START DATASET EXTRACT

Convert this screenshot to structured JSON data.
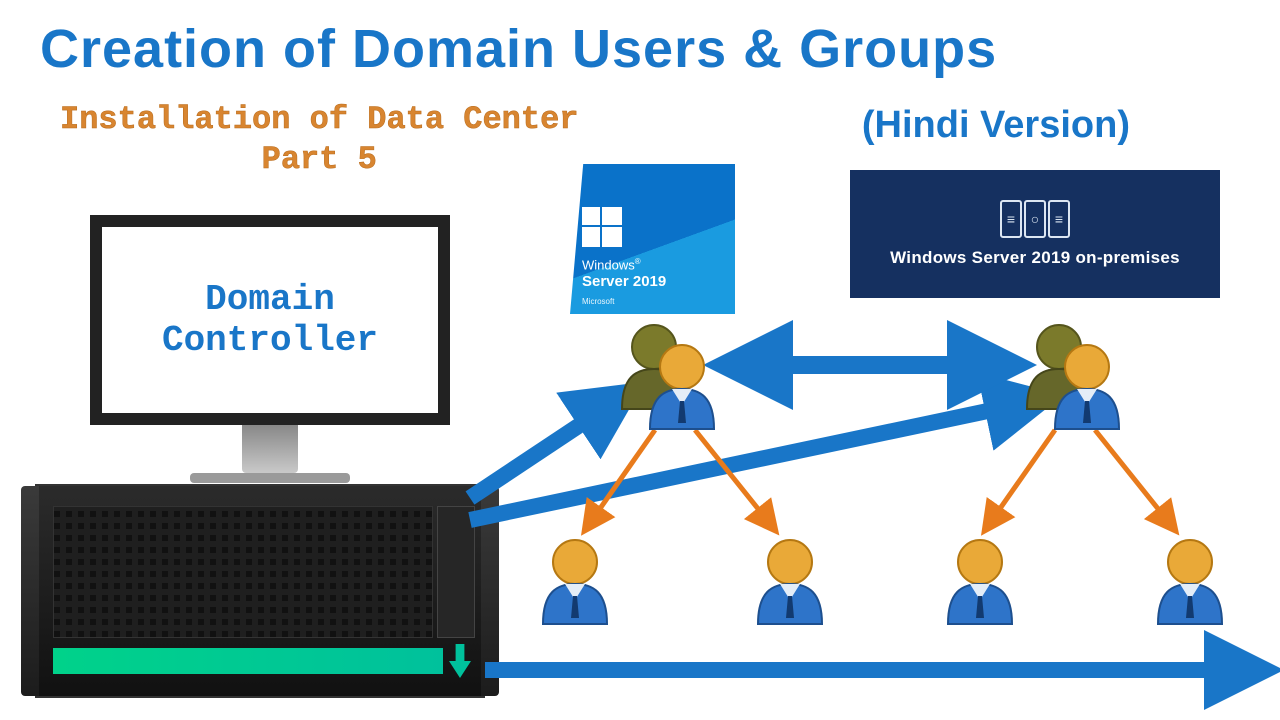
{
  "title": "Creation of Domain Users & Groups",
  "subtitle_line1": "Installation of Data Center",
  "subtitle_line2": "Part 5",
  "hindi": "(Hindi Version)",
  "monitor_label_line1": "Domain",
  "monitor_label_line2": "Controller",
  "ws_box": {
    "brand": "Windows",
    "product": "Server 2019",
    "vendor": "Microsoft"
  },
  "onprem_label": "Windows Server 2019 on-premises",
  "diagram": {
    "description": "A Domain Controller (server + monitor) connects via blue arrows to two user-group clusters (olive+blue figures). The two groups exchange data (blue double arrow). Each group fans out via orange arrows to two individual blue users, totalling four users along a bottom blue timeline arrow.",
    "nodes": {
      "group_left": "user-group",
      "group_right": "user-group",
      "user_1": "user",
      "user_2": "user",
      "user_3": "user",
      "user_4": "user"
    },
    "edges": [
      {
        "from": "domain_controller",
        "to": "group_left",
        "color": "#1976c8",
        "style": "thick"
      },
      {
        "from": "domain_controller",
        "to": "group_right",
        "color": "#1976c8",
        "style": "thick"
      },
      {
        "from": "group_left",
        "to": "group_right",
        "color": "#1976c8",
        "style": "double"
      },
      {
        "from": "group_left",
        "to": "user_1",
        "color": "#e87b1c",
        "style": "thin"
      },
      {
        "from": "group_left",
        "to": "user_2",
        "color": "#e87b1c",
        "style": "thin"
      },
      {
        "from": "group_right",
        "to": "user_3",
        "color": "#e87b1c",
        "style": "thin"
      },
      {
        "from": "group_right",
        "to": "user_4",
        "color": "#e87b1c",
        "style": "thin"
      }
    ],
    "baseline_arrow": {
      "color": "#1976c8"
    }
  }
}
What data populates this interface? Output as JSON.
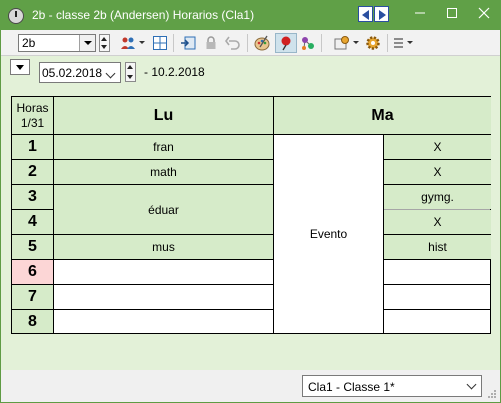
{
  "window": {
    "title": "2b - classe 2b (Andersen)  Horarios  (Cla1)",
    "app_icon": "clock-icon",
    "controls": [
      "minimize-icon",
      "maximize-icon",
      "close-icon"
    ],
    "accent_color": "#60a047"
  },
  "toolbar": {
    "class_value": "2b",
    "icons": [
      "people-icon",
      "grid-icon",
      "export-icon",
      "lock-icon",
      "undo-icon",
      "palette-icon",
      "pushpin-icon",
      "molecule-icon",
      "settings-icon",
      "gear-icon",
      "list-icon"
    ]
  },
  "date_bar": {
    "start_date": "05.02.2018",
    "range_end": "- 10.2.2018"
  },
  "timetable": {
    "corner_line1": "Horas",
    "corner_line2": "1/31",
    "days": [
      "Lu",
      "Ma"
    ],
    "hours": [
      "1",
      "2",
      "3",
      "4",
      "5",
      "6",
      "7",
      "8"
    ],
    "highlight_hour": "6",
    "lu": {
      "h1": "fran",
      "h2": "math",
      "h3_4": "éduar",
      "h5": "mus"
    },
    "ma": {
      "event": "Evento",
      "h1": "X",
      "h2": "X",
      "h3": "gymg.",
      "h4": "X",
      "h5": "hist"
    },
    "colors": {
      "lesson_bg": "#d6ebc9",
      "highlight_bg": "#fcd6d6"
    }
  },
  "status_bar": {
    "combo_value": "Cla1 - Classe 1*"
  }
}
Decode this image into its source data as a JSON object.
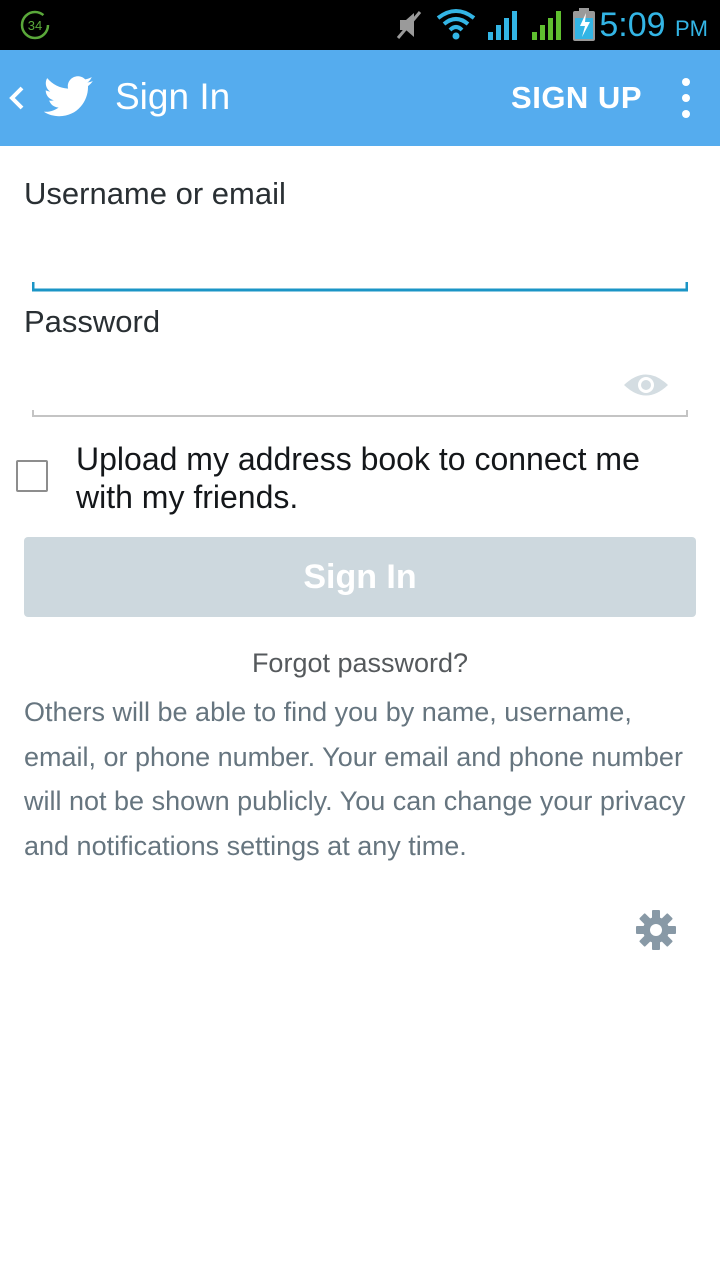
{
  "status_bar": {
    "notification_badge": "34",
    "time": "5:09",
    "ampm": "PM",
    "icons": [
      "muted-speaker-icon",
      "wifi-icon",
      "signal-sim1-icon",
      "signal-sim2-icon",
      "battery-charging-icon"
    ]
  },
  "app_bar": {
    "title": "Sign In",
    "signup_label": "SIGN UP",
    "background": "#55acee"
  },
  "form": {
    "username_label": "Username or email",
    "username_value": "",
    "password_label": "Password",
    "password_value": "",
    "address_book_label": "Upload my address book to connect me with my friends.",
    "address_book_checked": false,
    "signin_label": "Sign In",
    "forgot_label": "Forgot password?"
  },
  "privacy_text": "Others will be able to find you by name, username, email, or phone number. Your email and phone number will not be shown publicly. You can change your privacy and notifications settings at any time.",
  "colors": {
    "accent": "#55acee",
    "focus_underline": "#1b95c6",
    "disabled_button": "#cdd8de"
  }
}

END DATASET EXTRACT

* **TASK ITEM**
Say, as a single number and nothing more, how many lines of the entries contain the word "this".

* **TASK ANSWER**
3